- Goal of the exercise
Whichever lines of the entries hold the word "system" should be identified and copied.

[Website and app data records]
+--

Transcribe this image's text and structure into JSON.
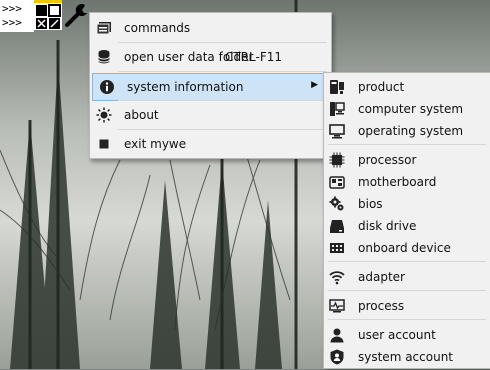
{
  "widget": {
    "prompt_line_1": ">>>",
    "prompt_line_2": ">>>"
  },
  "main_menu": {
    "items": [
      {
        "label": "commands",
        "icon": "window-icon"
      },
      {
        "label": "open user data folder",
        "shortcut": "CTRL-F11",
        "icon": "database-icon"
      },
      {
        "label": "system information",
        "icon": "info-icon",
        "has_submenu": true,
        "arrow": "▶"
      },
      {
        "label": "about",
        "icon": "lightbulb-icon"
      },
      {
        "label": "exit mywe",
        "icon": "stop-icon"
      }
    ]
  },
  "submenu": {
    "items": [
      {
        "label": "product",
        "icon": "phone-monitor-icon"
      },
      {
        "label": "computer system",
        "icon": "desktop-tower-icon"
      },
      {
        "label": "operating system",
        "icon": "monitor-icon"
      },
      {
        "label": "processor",
        "icon": "cpu-icon"
      },
      {
        "label": "motherboard",
        "icon": "motherboard-icon"
      },
      {
        "label": "bios",
        "icon": "gears-icon"
      },
      {
        "label": "disk drive",
        "icon": "hard-drive-icon"
      },
      {
        "label": "onboard device",
        "icon": "chip-icon"
      },
      {
        "label": "adapter",
        "icon": "wifi-icon"
      },
      {
        "label": "process",
        "icon": "activity-monitor-icon"
      },
      {
        "label": "user account",
        "icon": "user-icon"
      },
      {
        "label": "system account",
        "icon": "shield-user-icon"
      }
    ]
  },
  "colors": {
    "menu_bg": "#f1f1f1",
    "selection_bg": "#cfe3f7",
    "selection_border": "#87b5e0"
  }
}
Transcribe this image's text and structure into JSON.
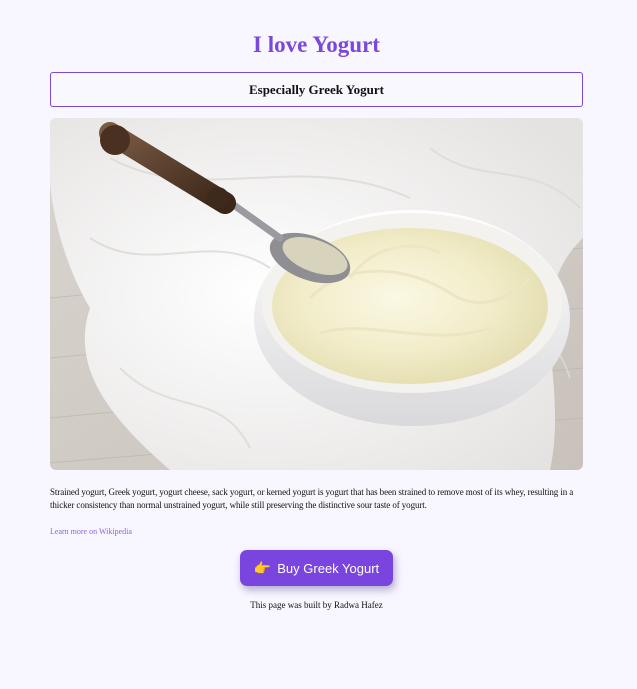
{
  "page": {
    "title": "I love Yogurt",
    "subtitle": "Especially Greek Yogurt"
  },
  "image": {
    "alt": "A white bowl of creamy Greek yogurt with a spoon"
  },
  "description": "Strained yogurt, Greek yogurt, yogurt cheese, sack yogurt, or kerned yogurt is yogurt that has been strained to remove most of its whey, resulting in a thicker consistency than normal unstrained yogurt, while still preserving the distinctive sour taste of yogurt.",
  "wiki_link": {
    "label": "Learn more on Wikipedia"
  },
  "buy_button": {
    "label": "Buy Greek Yogurt",
    "icon": "pointing-hand-icon"
  },
  "footer": {
    "text": "This page was built by Radwa Hafez"
  },
  "colors": {
    "accent": "#7b48dc",
    "background": "#f8f6ff"
  }
}
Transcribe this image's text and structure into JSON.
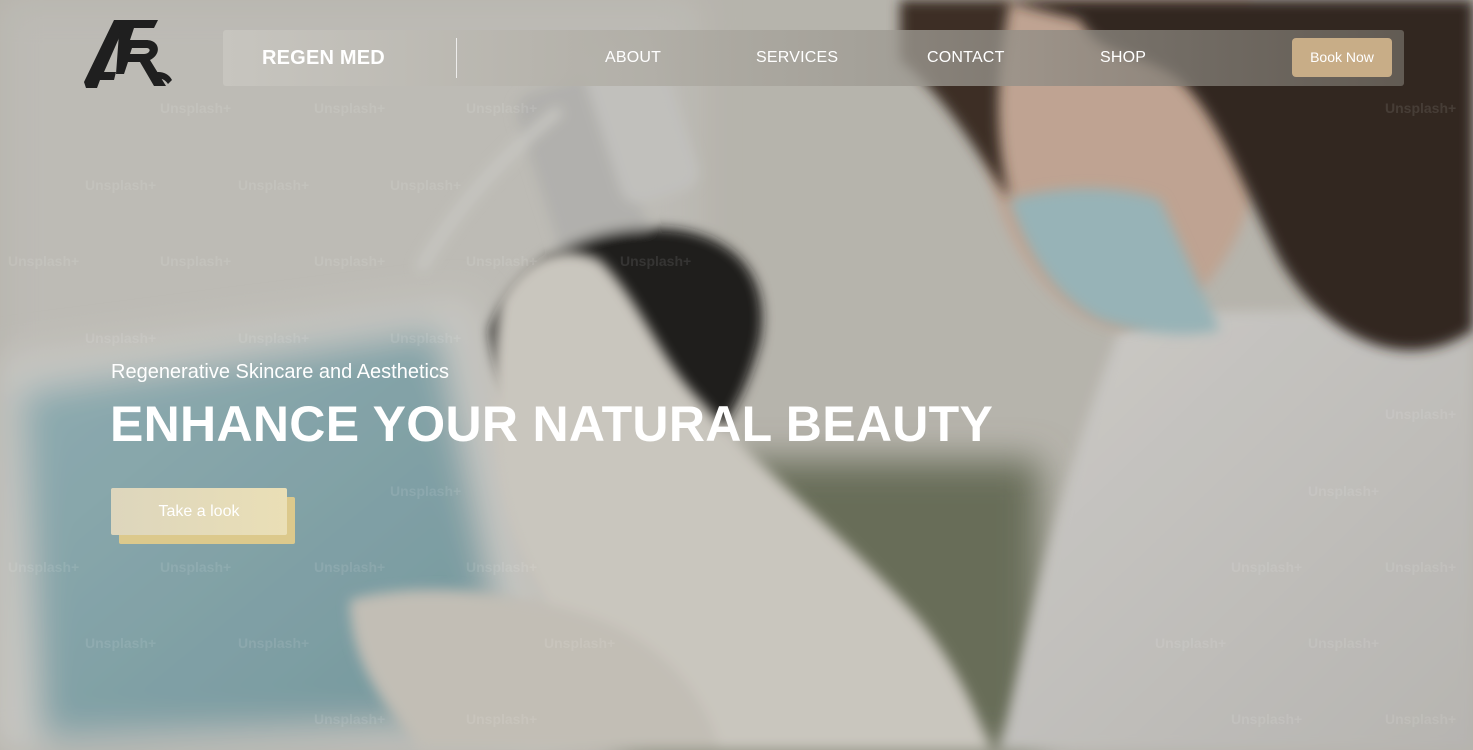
{
  "header": {
    "brand": "REGEN MED",
    "nav": [
      {
        "label": "ABOUT"
      },
      {
        "label": "SERVICES"
      },
      {
        "label": "CONTACT"
      },
      {
        "label": "SHOP"
      }
    ],
    "book_label": "Book Now"
  },
  "hero": {
    "subtitle": "Regenerative Skincare and Aesthetics",
    "headline": "ENHANCE YOUR NATURAL BEAUTY",
    "cta_label": "Take a look",
    "watermark": "Unsplash+"
  },
  "colors": {
    "accent": "#c8ad87",
    "cta_gold": "#dcc98c",
    "text": "#ffffff"
  }
}
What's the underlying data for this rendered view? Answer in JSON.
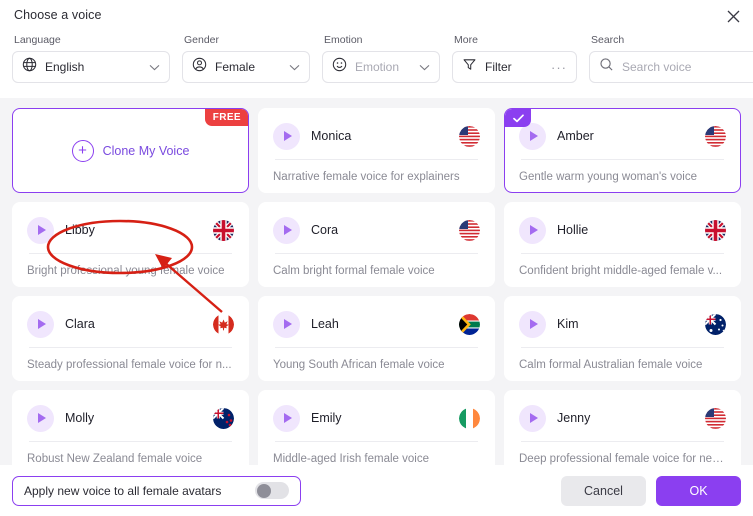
{
  "dialog": {
    "title": "Choose a voice",
    "close_icon": "close-icon"
  },
  "filters": {
    "language": {
      "label": "Language",
      "value": "English",
      "icon": "globe-icon"
    },
    "gender": {
      "label": "Gender",
      "value": "Female",
      "icon": "person-icon"
    },
    "emotion": {
      "label": "Emotion",
      "placeholder": "Emotion",
      "icon": "smiley-icon"
    },
    "more": {
      "label": "More",
      "value": "Filter",
      "icon": "funnel-icon",
      "overflow": "···"
    },
    "search": {
      "label": "Search",
      "placeholder": "Search voice",
      "value": "",
      "icon": "search-icon"
    }
  },
  "clone_card": {
    "label": "Clone My Voice",
    "badge": "FREE",
    "plus_icon": "plus-icon"
  },
  "voices": [
    {
      "name": "Monica",
      "description": "Narrative female voice for explainers",
      "flag": "us",
      "selected": false
    },
    {
      "name": "Amber",
      "description": "Gentle warm young woman's voice",
      "flag": "us",
      "selected": true
    },
    {
      "name": "Libby",
      "description": "Bright professional young female voice",
      "flag": "gb",
      "selected": false
    },
    {
      "name": "Cora",
      "description": "Calm bright formal female voice",
      "flag": "us",
      "selected": false
    },
    {
      "name": "Hollie",
      "description": "Confident bright middle-aged female v...",
      "flag": "gb",
      "selected": false
    },
    {
      "name": "Clara",
      "description": "Steady professional female voice for n...",
      "flag": "ca",
      "selected": false
    },
    {
      "name": "Leah",
      "description": "Young South African female voice",
      "flag": "za",
      "selected": false
    },
    {
      "name": "Kim",
      "description": "Calm formal Australian female voice",
      "flag": "au",
      "selected": false
    },
    {
      "name": "Molly",
      "description": "Robust New Zealand female voice",
      "flag": "nz",
      "selected": false
    },
    {
      "name": "Emily",
      "description": "Middle-aged Irish female voice",
      "flag": "ie",
      "selected": false
    },
    {
      "name": "Jenny",
      "description": "Deep professional female voice for news",
      "flag": "us",
      "selected": false
    }
  ],
  "footer": {
    "toggle_label": "Apply new voice to all female avatars",
    "toggle_on": false,
    "cancel_label": "Cancel",
    "ok_label": "OK"
  },
  "annotation": {
    "color": "#d62014",
    "shape": "ellipse-with-arrow"
  },
  "colors": {
    "accent_purple": "#8b3ff0",
    "badge_red": "#ec4040",
    "body_bg": "#f4f4f6"
  }
}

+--

- Result below
        "label": "system information",
        "label": "computer system",
        "label": "operating system",
        "label": "system account",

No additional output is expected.